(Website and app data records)
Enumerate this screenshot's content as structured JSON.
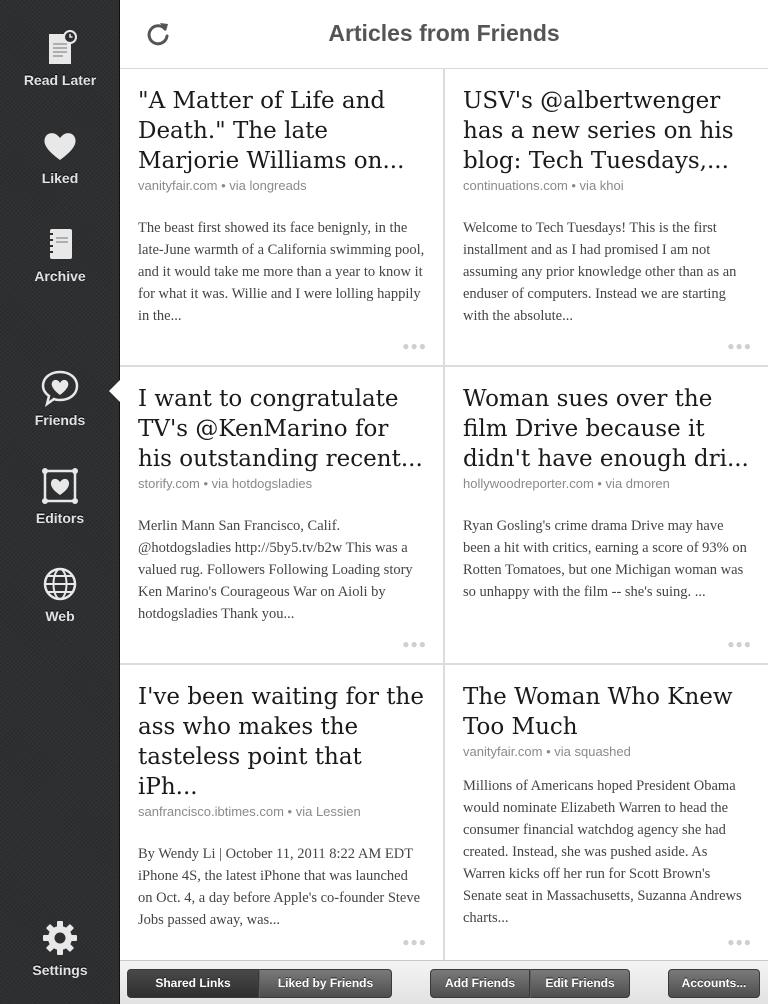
{
  "header": {
    "title": "Articles from Friends"
  },
  "sidebar": {
    "items": [
      {
        "label": "Read Later"
      },
      {
        "label": "Liked"
      },
      {
        "label": "Archive"
      },
      {
        "label": "Friends"
      },
      {
        "label": "Editors"
      },
      {
        "label": "Web"
      },
      {
        "label": "Settings"
      }
    ]
  },
  "articles": [
    {
      "title": "\"A Matter of Life and Death.\" The late Marjorie Williams on...",
      "meta": "vanityfair.com • via longreads",
      "excerpt": "The beast first showed its face benignly, in the late-June warmth of a California swimming pool, and it would take me more than a year to know it for what it was. Willie and I were lolling happily in the..."
    },
    {
      "title": "USV's @albertwenger has a new series on his blog: Tech Tuesdays,...",
      "meta": "continuations.com • via khoi",
      "excerpt": "Welcome to Tech Tuesdays! This is the first installment and as I had promised I am not assuming any prior knowledge other than as an enduser of computers. Instead we are starting with the absolute..."
    },
    {
      "title": "I want to congratulate TV's @KenMarino for his outstanding recent...",
      "meta": "storify.com • via hotdogsladies",
      "excerpt": "Merlin Mann San Francisco, Calif. @hotdogsladies http://5by5.tv/b2w This was a valued rug. Followers Following Loading story Ken Marino's Courageous War on Aioli by hotdogsladies Thank you..."
    },
    {
      "title": "Woman sues over the film Drive because it didn't have enough dri...",
      "meta": "hollywoodreporter.com • via dmoren",
      "excerpt": "Ryan Gosling's crime drama Drive may have been a hit with critics, earning a score of 93% on Rotten Tomatoes, but one Michigan woman was so unhappy with the film -- she's suing. ..."
    },
    {
      "title": "I've been waiting for the ass who makes the tasteless point that iPh...",
      "meta": "sanfrancisco.ibtimes.com • via Lessien",
      "excerpt_line1": "By Wendy Li | October 11, 2011 8:22 AM EDT",
      "excerpt": "iPhone 4S, the latest iPhone that was launched on Oct. 4, a day before Apple's co-founder Steve Jobs passed away, was..."
    },
    {
      "title": "The Woman Who Knew Too Much",
      "meta": "vanityfair.com • via squashed",
      "excerpt": "Millions of Americans hoped President Obama would nominate Elizabeth Warren to head the consumer financial watchdog agency she had created. Instead, she was pushed aside. As Warren kicks off her run for Scott Brown's Senate seat in Massachusetts, Suzanna Andrews charts..."
    }
  ],
  "card_more": "●●●",
  "toolbar": {
    "shared_links": "Shared Links",
    "liked_by_friends": "Liked by Friends",
    "add_friends": "Add Friends",
    "edit_friends": "Edit Friends",
    "accounts": "Accounts..."
  },
  "colors": {
    "sidebar_bg": "#2e2f31",
    "button_dark": "#4e4e4e",
    "title_gray": "#555555"
  }
}
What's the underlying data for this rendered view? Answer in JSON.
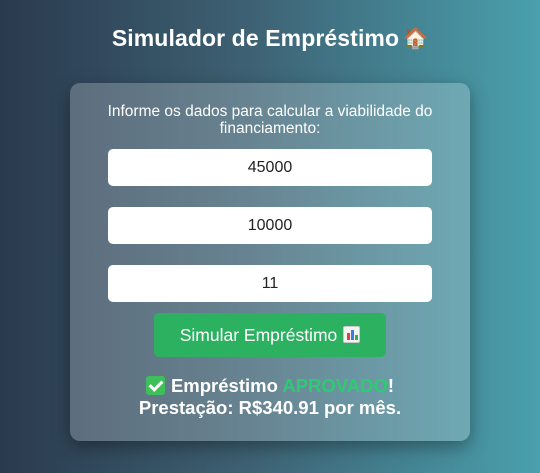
{
  "header": {
    "title": "Simulador de Empréstimo",
    "title_icon": "🏠"
  },
  "form": {
    "intro": "Informe os dados para calcular a viabilidade do financiamento:",
    "fields": [
      {
        "value": "45000"
      },
      {
        "value": "10000"
      },
      {
        "value": "11"
      }
    ],
    "submit_label": "Simular Empréstimo"
  },
  "result": {
    "prefix": "Empréstimo",
    "status": "APROVADO",
    "exclaim": "!",
    "installment_line": "Prestação: R$340.91 por mês."
  },
  "colors": {
    "accent": "#2bb15f",
    "approved": "#2ecc71"
  }
}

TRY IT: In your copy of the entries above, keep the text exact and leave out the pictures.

COMPLETED EXERCISE:
Enumerate this screenshot's content as structured JSON.
{
  "header": {
    "title": "Articles from Friends"
  },
  "sidebar": {
    "items": [
      {
        "label": "Read Later"
      },
      {
        "label": "Liked"
      },
      {
        "label": "Archive"
      },
      {
        "label": "Friends"
      },
      {
        "label": "Editors"
      },
      {
        "label": "Web"
      },
      {
        "label": "Settings"
      }
    ]
  },
  "articles": [
    {
      "title": "\"A Matter of Life and Death.\" The late Marjorie Williams on...",
      "meta": "vanityfair.com • via longreads",
      "excerpt": "The beast first showed its face benignly, in the late-June warmth of a California swimming pool, and it would take me more than a year to know it for what it was. Willie and I were lolling happily in the..."
    },
    {
      "title": "USV's @albertwenger has a new series on his blog: Tech Tuesdays,...",
      "meta": "continuations.com • via khoi",
      "excerpt": "Welcome to Tech Tuesdays! This is the first installment and as I had promised I am not assuming any prior knowledge other than as an enduser of computers. Instead we are starting with the absolute..."
    },
    {
      "title": "I want to congratulate TV's @KenMarino for his outstanding recent...",
      "meta": "storify.com • via hotdogsladies",
      "excerpt": "Merlin Mann San Francisco, Calif. @hotdogsladies http://5by5.tv/b2w This was a valued rug. Followers Following Loading story Ken Marino's Courageous War on Aioli by hotdogsladies Thank you..."
    },
    {
      "title": "Woman sues over the film Drive because it didn't have enough dri...",
      "meta": "hollywoodreporter.com • via dmoren",
      "excerpt": "Ryan Gosling's crime drama Drive may have been a hit with critics, earning a score of 93% on Rotten Tomatoes, but one Michigan woman was so unhappy with the film -- she's suing. ..."
    },
    {
      "title": "I've been waiting for the ass who makes the tasteless point that iPh...",
      "meta": "sanfrancisco.ibtimes.com • via Lessien",
      "excerpt_line1": "By Wendy Li | October 11, 2011 8:22 AM EDT",
      "excerpt": "iPhone 4S, the latest iPhone that was launched on Oct. 4, a day before Apple's co-founder Steve Jobs passed away, was..."
    },
    {
      "title": "The Woman Who Knew Too Much",
      "meta": "vanityfair.com • via squashed",
      "excerpt": "Millions of Americans hoped President Obama would nominate Elizabeth Warren to head the consumer financial watchdog agency she had created. Instead, she was pushed aside. As Warren kicks off her run for Scott Brown's Senate seat in Massachusetts, Suzanna Andrews charts..."
    }
  ],
  "card_more": "●●●",
  "toolbar": {
    "shared_links": "Shared Links",
    "liked_by_friends": "Liked by Friends",
    "add_friends": "Add Friends",
    "edit_friends": "Edit Friends",
    "accounts": "Accounts..."
  },
  "colors": {
    "sidebar_bg": "#2e2f31",
    "button_dark": "#4e4e4e",
    "title_gray": "#555555"
  }
}
What's the underlying data for this rendered view? Answer in JSON.
{
  "header": {
    "title": "Simulador de Empréstimo",
    "title_icon": "🏠"
  },
  "form": {
    "intro": "Informe os dados para calcular a viabilidade do financiamento:",
    "fields": [
      {
        "value": "45000"
      },
      {
        "value": "10000"
      },
      {
        "value": "11"
      }
    ],
    "submit_label": "Simular Empréstimo"
  },
  "result": {
    "prefix": "Empréstimo",
    "status": "APROVADO",
    "exclaim": "!",
    "installment_line": "Prestação: R$340.91 por mês."
  },
  "colors": {
    "accent": "#2bb15f",
    "approved": "#2ecc71"
  }
}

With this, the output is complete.